Big boost for cancer treatment in Qatar

The Hamad Medical Corporation (HMC) has commenced nuclear treatment of tumors following the opening of the first Radiopharmaceutical Laboratory in Qatar.
The new laboratory, located at HMC’s National Center for Cancer Care and Research (NCCCR), will provide cancer patients with diagnostic and therapeutic care locally, saving these patients the need to travel abroad for this type of care.
Senior Consultant Radiologist and Chief Radiologist at HMC Dr Maryam Al Kuwari stated that the new Radiopharmaceutical Laboratory undertakes the preparation of radiation drugs used for diagnosis and for nuclear treatment of tumors.
These drugs are safely prepared in conformance with international standards where doses are meticulously calculated to suit the types of tumors and the needs of patients. Drug doses are subject to quality control checks prior to administrating them to patients, Dr Maryam Al Kuwari explained.
“The nuclear treatment of tumors is based on radioactive drugs, which target and destroy cancerous cells without affecting normal or healthy surrounding cells. This technique is a highly effective option to treat malignant thyroid, hepatic, prostate, and endocrine tumors. These therapeutic drugs are isotopes combined with biological molecules that target cancer cells within the human body. Following the diagnostic process, therapeutic drugs are prepared by a highly trained team. Similar laboratories will be established across HMC facilities in the future to meet patient needs in the country,” Dr Maryam Al Kuwari explained.

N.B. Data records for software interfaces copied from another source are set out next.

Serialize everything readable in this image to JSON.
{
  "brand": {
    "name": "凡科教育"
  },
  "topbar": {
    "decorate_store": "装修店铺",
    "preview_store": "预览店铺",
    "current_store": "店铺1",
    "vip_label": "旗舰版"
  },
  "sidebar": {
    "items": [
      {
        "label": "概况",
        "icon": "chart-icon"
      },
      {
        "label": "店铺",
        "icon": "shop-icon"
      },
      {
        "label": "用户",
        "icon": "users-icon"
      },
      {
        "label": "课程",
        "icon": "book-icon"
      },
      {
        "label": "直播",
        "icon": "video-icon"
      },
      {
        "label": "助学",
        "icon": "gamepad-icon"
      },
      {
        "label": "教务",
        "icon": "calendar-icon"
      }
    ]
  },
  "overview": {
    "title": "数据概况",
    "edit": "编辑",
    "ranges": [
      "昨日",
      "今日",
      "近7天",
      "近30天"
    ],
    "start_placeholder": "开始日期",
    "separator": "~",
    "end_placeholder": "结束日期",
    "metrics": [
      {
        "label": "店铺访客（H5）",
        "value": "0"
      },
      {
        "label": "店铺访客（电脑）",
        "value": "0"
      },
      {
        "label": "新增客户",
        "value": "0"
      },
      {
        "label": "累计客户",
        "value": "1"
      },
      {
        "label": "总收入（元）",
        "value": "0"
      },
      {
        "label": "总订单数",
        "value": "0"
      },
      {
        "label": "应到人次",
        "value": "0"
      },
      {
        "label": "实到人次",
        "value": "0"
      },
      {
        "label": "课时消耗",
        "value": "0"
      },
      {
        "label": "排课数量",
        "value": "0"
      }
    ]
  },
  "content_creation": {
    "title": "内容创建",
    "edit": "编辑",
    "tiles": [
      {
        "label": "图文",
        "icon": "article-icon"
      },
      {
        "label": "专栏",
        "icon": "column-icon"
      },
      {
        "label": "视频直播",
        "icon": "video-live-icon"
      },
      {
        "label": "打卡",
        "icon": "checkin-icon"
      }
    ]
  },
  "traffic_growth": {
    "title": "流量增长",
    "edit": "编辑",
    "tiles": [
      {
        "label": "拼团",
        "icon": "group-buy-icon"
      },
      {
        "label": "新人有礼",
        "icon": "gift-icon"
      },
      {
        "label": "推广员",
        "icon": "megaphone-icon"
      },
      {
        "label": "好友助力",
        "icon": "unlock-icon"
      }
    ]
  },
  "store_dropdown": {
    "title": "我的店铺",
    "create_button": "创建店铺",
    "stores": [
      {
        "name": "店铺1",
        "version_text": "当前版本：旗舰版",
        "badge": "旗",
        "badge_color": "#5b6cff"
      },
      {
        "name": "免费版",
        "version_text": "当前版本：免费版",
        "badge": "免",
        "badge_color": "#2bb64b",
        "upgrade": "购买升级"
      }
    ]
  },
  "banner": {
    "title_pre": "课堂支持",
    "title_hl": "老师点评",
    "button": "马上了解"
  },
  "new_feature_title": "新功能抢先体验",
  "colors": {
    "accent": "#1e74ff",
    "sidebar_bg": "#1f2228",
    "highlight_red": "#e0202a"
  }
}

Nuclear medicine therapy is an approach to treating cancer that might be used with or after other treatment options, such as chemotherapy and surgery.
It won’t usually lead to a cure unless combined with other therapies. But for many people it will control symptoms and shrink and stabilize the tumors, sometimes for years. Nuclear medicine therapy is sometimes the best option for people who no longer respond to other treatments.
HMC’s Nuclear Medicine unit, which is part of the Clinical Imaging Department, continues to introduce state-of-the- art technologies with the aim of expanding and bringing healthcare services provided to patients in Qatar on par with those offered worldwide. An example of the latest technologies utilized at the unit is the introduction of the 2nd Positron Emission Tomography – Computed Tomography, better known as (PET-CT).
Clinical research has shown that PET-CT diagnostic approach is far more effective than conventional scanning as it helps healthcare professionals differentiate malignant tumors from benign ones, thus enabling them to determine tumor stages, how far cancer cells are spread, and how these cells respond to treatment whereby these professionals would be able to develop the appropriate treatment plan. Radioactive glucose is considered is one of the most common drugs used in the diagnosis of tumors.
The 2nd PET-CT has helped reduce patients wait time and allowed performing tests in a timely manner. More than 25 tests can now be performed daily at the unit. The introduction of such advanced healthcare services is indicative of HMCs commitment to providing world-class care, bearing in mind that nuclear medicine is an integral part of clinical imaging and plays a vital role in the diagnosis and early detection of disease.
Consultant of Diagnostic Radiation for Breast Cancer at HMC Dr Haya Al Meraikhi said the Nuclear Medicine unit has introduced other state-of- the- art diagnostic modalities such as Positron Emission Mammography (PEM).
This first-of-a-kind tool in Qatar is licensed by the US Food & Drug Administration (FDA), and helps diagnose early-stage breast cancer as well as the remission of the condition after surgery and radiotherapy.
Compared to conventional mammogram, PEM is more effective in screening young women for breast cancer as the diagnosis can be more difficult due to breast tissue density. It also provides more conclusive test results revealing tumors even less than 1 cm in size.
PEM modality is ideal for patients who cannot undergo Magnetic Resonance Imaging (MRI) due to reasons such as Claustrophobia (fear of confined spaces), having pacemakers implanted, or allergic to MRI contrast dye. The use of PEM depends on the condition of the patient upon consultation with the attending oncologist. The PEM modality can produce a 3D high-resolution image that is 80% clearer than that produced by conventional mammogram. Unlike MRI, PEM pinpoints the exact location of cancer cells thus ridding patients the inconvenience of unnecessary biopsies otherwise needed for the screening process, Dr Haya Al Meraikhi added.